The structure lying in front of the Jagamohana (Audience Hall) is the Nata Mandapa (Dancing Hall) of Konark temple. It is also known as Nata Mandira. The nata mandira is located at a short distance from Jagamohana on the east. It is built on a high platform which is 3.6 meter in height. The Nata Mandapa has sixteen pillars on the platform and the central four pillars are taller than the surrounding pillars, so it suggests that it had a sloping/pyramidal roof.
The plan of the Nata Mandira is square. The platform of the Nata Mandapa is approached by four stairways in the center of all four sides. The eastern stairway is the main entrance. The two colossal gaja-simha structures (lion upon elephant) are placed in front of the eastern stairway. The design of northern and southern stairways is simple and composed of a series of steps. The design of the western stairway is different from others, from the top steps descend in form of semi-circles facing west and thereafter these are bifurcated into two flights of steps, one towards the south and the other to the north.
The wall of the platform has five horizontal divisions and is mellowed with lavishly carved figures such as elephant riders, wrestlers, a man fighting with wild animal, a cavalier engaged in hunting, and Hindu Gods and Goddesses such as Ganesha and Gaja Lakshmi. The face of the platform also contains numerous female figures, mostly female dancers and musicians. Apart from dancers and musicians, other female figures are shown in their common postures with arms raised over the head, adjusting their scarf, holding the branch of a tree or a flower, playing musical instruments, caring their pet birds, caressing a child, drenching water from wet hair (the water drops falling from her wet hair being drunk by a goose), holding and looking at the hand mirrors etc.
The Natamandira is not a closed hall, on each of the four sides, there are four pillars. In the central part of the floor are four large square pillars. The openings in the east and west are in perfect alignment to take the Sun rays of the rising Sun into the Jagamohana and the garbhagriha. The floor of the Nata Mandapa is reached by spacious openings in the center of the four sides, each opening is approached by a flight of four steps. The rows of pillars divide the floor of the Nata Mandira into nine compartments, probably indicating some association with the nine planets. The four central pillars have five divisions. The lower division is fairly pain and not craved. The central and top divisions are craved with different figures of female musicians, female dancers, devotees and lion vyalas.

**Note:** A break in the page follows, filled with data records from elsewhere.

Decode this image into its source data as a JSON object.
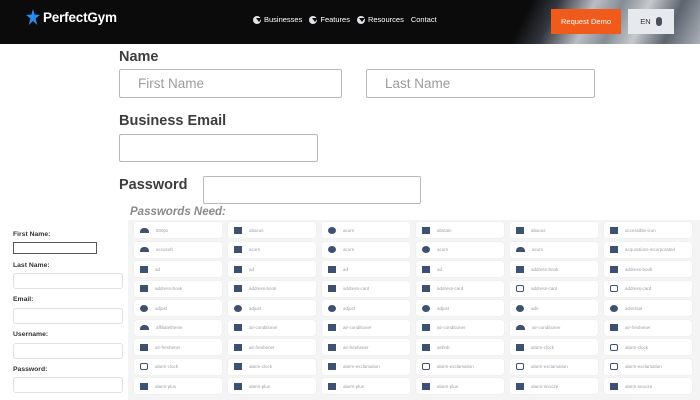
{
  "header": {
    "logo_text": "PerfectGym",
    "nav": [
      "Businesses",
      "Features",
      "Resources",
      "Contact"
    ],
    "request_demo": "Request Demo",
    "lang": "EN"
  },
  "form": {
    "name_label": "Name",
    "first_name_placeholder": "First Name",
    "last_name_placeholder": "Last Name",
    "email_label": "Business Email",
    "password_label": "Password",
    "passwords_need": "Passwords Need:"
  },
  "sidebar": {
    "first_name": "First Name:",
    "last_name": "Last Name:",
    "email": "Email:",
    "username": "Username:",
    "password": "Password:"
  },
  "icon_grid": {
    "icon_color": "#3f5170",
    "rows": [
      [
        {
          "icon": "t",
          "text": "500px"
        },
        {
          "icon": "b",
          "text": "abacus"
        },
        {
          "icon": "r",
          "text": "acorn"
        },
        {
          "icon": "b",
          "text": "abstain"
        },
        {
          "icon": "b",
          "text": "abacus"
        },
        {
          "icon": "b",
          "text": "accessible-icon"
        }
      ],
      [
        {
          "icon": "t",
          "text": "accusoft"
        },
        {
          "icon": "b",
          "text": "acorn"
        },
        {
          "icon": "r",
          "text": "acorn"
        },
        {
          "icon": "r",
          "text": "acorn"
        },
        {
          "icon": "t",
          "text": "acorn"
        },
        {
          "icon": "b",
          "text": "acquisitions-incorporated"
        }
      ],
      [
        {
          "icon": "b",
          "text": "ad"
        },
        {
          "icon": "b",
          "text": "ad"
        },
        {
          "icon": "b",
          "text": "ad"
        },
        {
          "icon": "b",
          "text": "ad"
        },
        {
          "icon": "b",
          "text": "address-book"
        },
        {
          "icon": "b",
          "text": "address-book"
        }
      ],
      [
        {
          "icon": "b",
          "text": "address-book"
        },
        {
          "icon": "b",
          "text": "address-book"
        },
        {
          "icon": "b",
          "text": "address-card"
        },
        {
          "icon": "b",
          "text": "address-card"
        },
        {
          "icon": "o",
          "text": "address-card"
        },
        {
          "icon": "o",
          "text": "address-card"
        }
      ],
      [
        {
          "icon": "r",
          "text": "adjust"
        },
        {
          "icon": "r",
          "text": "adjust"
        },
        {
          "icon": "r",
          "text": "adjust"
        },
        {
          "icon": "r",
          "text": "adjust"
        },
        {
          "icon": "r",
          "text": "adn"
        },
        {
          "icon": "r",
          "text": "adversal"
        }
      ],
      [
        {
          "icon": "t",
          "text": "affiliatetheme"
        },
        {
          "icon": "b",
          "text": "air-conditioner"
        },
        {
          "icon": "b",
          "text": "air-conditioner"
        },
        {
          "icon": "b",
          "text": "air-conditioner"
        },
        {
          "icon": "t",
          "text": "air-conditioner"
        },
        {
          "icon": "b",
          "text": "air-freshener"
        }
      ],
      [
        {
          "icon": "b",
          "text": "air-freshener"
        },
        {
          "icon": "b",
          "text": "air-freshener"
        },
        {
          "icon": "b",
          "text": "air-freshener"
        },
        {
          "icon": "b",
          "text": "airbnb"
        },
        {
          "icon": "b",
          "text": "alarm-clock"
        },
        {
          "icon": "o",
          "text": "alarm-clock"
        }
      ],
      [
        {
          "icon": "o",
          "text": "alarm-clock"
        },
        {
          "icon": "b",
          "text": "alarm-clock"
        },
        {
          "icon": "b",
          "text": "alarm-exclamation"
        },
        {
          "icon": "o",
          "text": "alarm-exclamation"
        },
        {
          "icon": "o",
          "text": "alarm-exclamation"
        },
        {
          "icon": "o",
          "text": "alarm-exclamation"
        }
      ],
      [
        {
          "icon": "b",
          "text": "alarm-plus"
        },
        {
          "icon": "b",
          "text": "alarm-plus"
        },
        {
          "icon": "b",
          "text": "alarm-plus"
        },
        {
          "icon": "b",
          "text": "alarm-plus"
        },
        {
          "icon": "b",
          "text": "alarm-snooze"
        },
        {
          "icon": "b",
          "text": "alarm-snooze"
        }
      ]
    ]
  }
}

The unique image of the Sun God recovered from the Natamandira of Konark is now in the National Museum, New Delhi. The two-armed god stands in the samapada position on a triratha chariot, carved with seven horses. The two hands of the deity are broken, but the two lotus flowers he carried in the hands still exist above his shoulders.